Charter Academy not elitist, leaders say
EDWARDS ” You’d think a school with 900 students on its waiting list would be more popular in the community.
But despite being a high-performing, often-coveted school by parents, the Eagle County Charter Academy is viewed with confusion and even scorn by many people in the valley.
The recent controversy over its proposed community building certainly brought to light some of the long harbored resentments toward the school. The board’s 4-3 decision to give $2.5 million to the Charter Academy for a community building nearly a month ago drew the ire of several parents and educators, who saw better uses for the money.
Leaders at the Charter Academy weren’t prepared for the dramatic outcry. The school district has since taken back its decision and will vote again on Monday.
“We thought there would be a few people upset, but we weren’t ready for the animosity in the valley toward the charter school,” Principal Jay Cerny said.
And while the community building is the hot topic of the moment, the tense feelings have a long history. Why is that? Where does the animosity come from?
There are always a few people opposed to the whole idea of a charter school when they’re created, said Jim Griffin, president of the Colorado League of Charter Schools. There is a mindset out there that a public school should be run and operated by a school district, and creating a charter school can only divide a community, he said.
The word Charter Academy leaders hear most often is “elitist,” and that reputation does a lot to harm the school, Cerny said. There seems to be a perception that the academy is basically a private school funded by taxpayers, a perception the charter school doesn’t believe is fair.
While the school does have an enrollment cap, and many families wanting in the school are left behind, the school should still be embraced as an important part of the school district, leaders say.
There are several misconceptions out there about the Charter Academy that feed that elitist image, and many have been lingering for 14 years now, said Sarah Hymes, president of the Charter Academy board of directors.
Here is the Charter Academy’s take on some of those myths.
Actually: The Charter Academy admits it does have a low percentage of Hispanic students, but it’s not a problem that will easily go away.
The Charter Academy used to give priority to Hispanic students on their waiting list, but school district lawyers decided that practice was illegal ” “reverse discrimination” they call it.
Now, the school chooses students through a random lottery process, and the number of Hispanic students in the school are determined by chance and the number of Hispanic families that have applied for the academy.
The school would like to see more Hispanic students in the lottery pool, Cerny said, and the school has been doing outreach like visiting churches and knocking on doors to let Hispanic families know the Charter Academy is an available choice.
A language institute aimed toward helping Hispanic students learn English was also held at the Charter Academy this summer, which hopefully raised awareness in the Hispanic community about the school, Cerny said.
Actually: School leaders don’t exactly know where this myth came from, but it’s one they hear frequently. The truth is, as it is with Hispanic students, students are randomly chosen in a lottery, and families have to take that extra step of putting themselves in the school’s admittance lottery.

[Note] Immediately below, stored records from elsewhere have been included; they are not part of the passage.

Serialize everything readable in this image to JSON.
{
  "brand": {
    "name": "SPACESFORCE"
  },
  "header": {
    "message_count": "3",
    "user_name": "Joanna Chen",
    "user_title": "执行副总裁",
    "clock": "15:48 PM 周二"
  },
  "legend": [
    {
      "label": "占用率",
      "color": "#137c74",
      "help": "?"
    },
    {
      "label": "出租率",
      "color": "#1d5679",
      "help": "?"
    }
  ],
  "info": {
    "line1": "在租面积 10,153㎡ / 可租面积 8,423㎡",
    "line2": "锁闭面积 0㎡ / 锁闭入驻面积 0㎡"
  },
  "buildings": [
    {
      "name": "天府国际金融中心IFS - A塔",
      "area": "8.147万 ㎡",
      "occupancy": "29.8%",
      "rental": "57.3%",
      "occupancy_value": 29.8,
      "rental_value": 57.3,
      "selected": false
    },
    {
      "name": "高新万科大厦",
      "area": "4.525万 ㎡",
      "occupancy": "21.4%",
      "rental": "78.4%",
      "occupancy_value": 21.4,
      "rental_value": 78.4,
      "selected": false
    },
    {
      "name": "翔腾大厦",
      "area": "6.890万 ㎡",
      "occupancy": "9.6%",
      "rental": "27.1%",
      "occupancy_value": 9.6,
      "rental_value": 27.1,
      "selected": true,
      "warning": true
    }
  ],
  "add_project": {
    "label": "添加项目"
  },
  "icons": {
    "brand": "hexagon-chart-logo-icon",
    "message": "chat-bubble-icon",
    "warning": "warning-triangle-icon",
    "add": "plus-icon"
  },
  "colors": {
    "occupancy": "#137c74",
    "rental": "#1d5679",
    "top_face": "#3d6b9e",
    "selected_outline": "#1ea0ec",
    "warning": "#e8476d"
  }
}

You could see that as a way of “self selection,” Ferraro said. The act of applying for the Charter Academy takes time and a lot of thought, so generally, families that apply for the Charter Academy are families that are highly involved in their child’s education, which is always a boost to performance.
Cerny said anyone who spends time at the school will see that it is by no means nothing but straight-A, easy-to-teach students. Kids at the Charter Academy have difficulties like in any other school, he said.
Actually: The Charter Academy is a public school, one that is a part of Eagle County School District. The district is allowed by state statute to fund a charter school from any funds of its choosing, Hymes said.
Cerny said many people forget that the paved road leading up to the Charter Academy was paid for years ago with a bond issue, a bond issue approved by voters.
Otherwise, the Charter Academy pays for everything itself. It pays for the modular trailers where students have class, books, technology, staff and teachers. The Charter Academy gets the same taxpayer dollars from the state that all public schools get.
Actually: While the school district admitted the vote to give the Charter Academy $2.5 million needed some clarification, it was not a new issue to the board when it voted in September.
A common building at the Charter Academy has been a part of official discussions with the school district for more than two years, and has been planned by the Charter Academy for much longer.
The common building proposal was there when the $128 million bond question was being developed. When the common building was taken off the bond, the Charter Academy board made it clear that they would return to the school district to make the proposal again.
“It wasn’t through the back door” we had been trying to do this for a while,” Cerny said.
Staff Writer Matt Terrell can be reached at 748-2955 or firstname.lastname@example.org.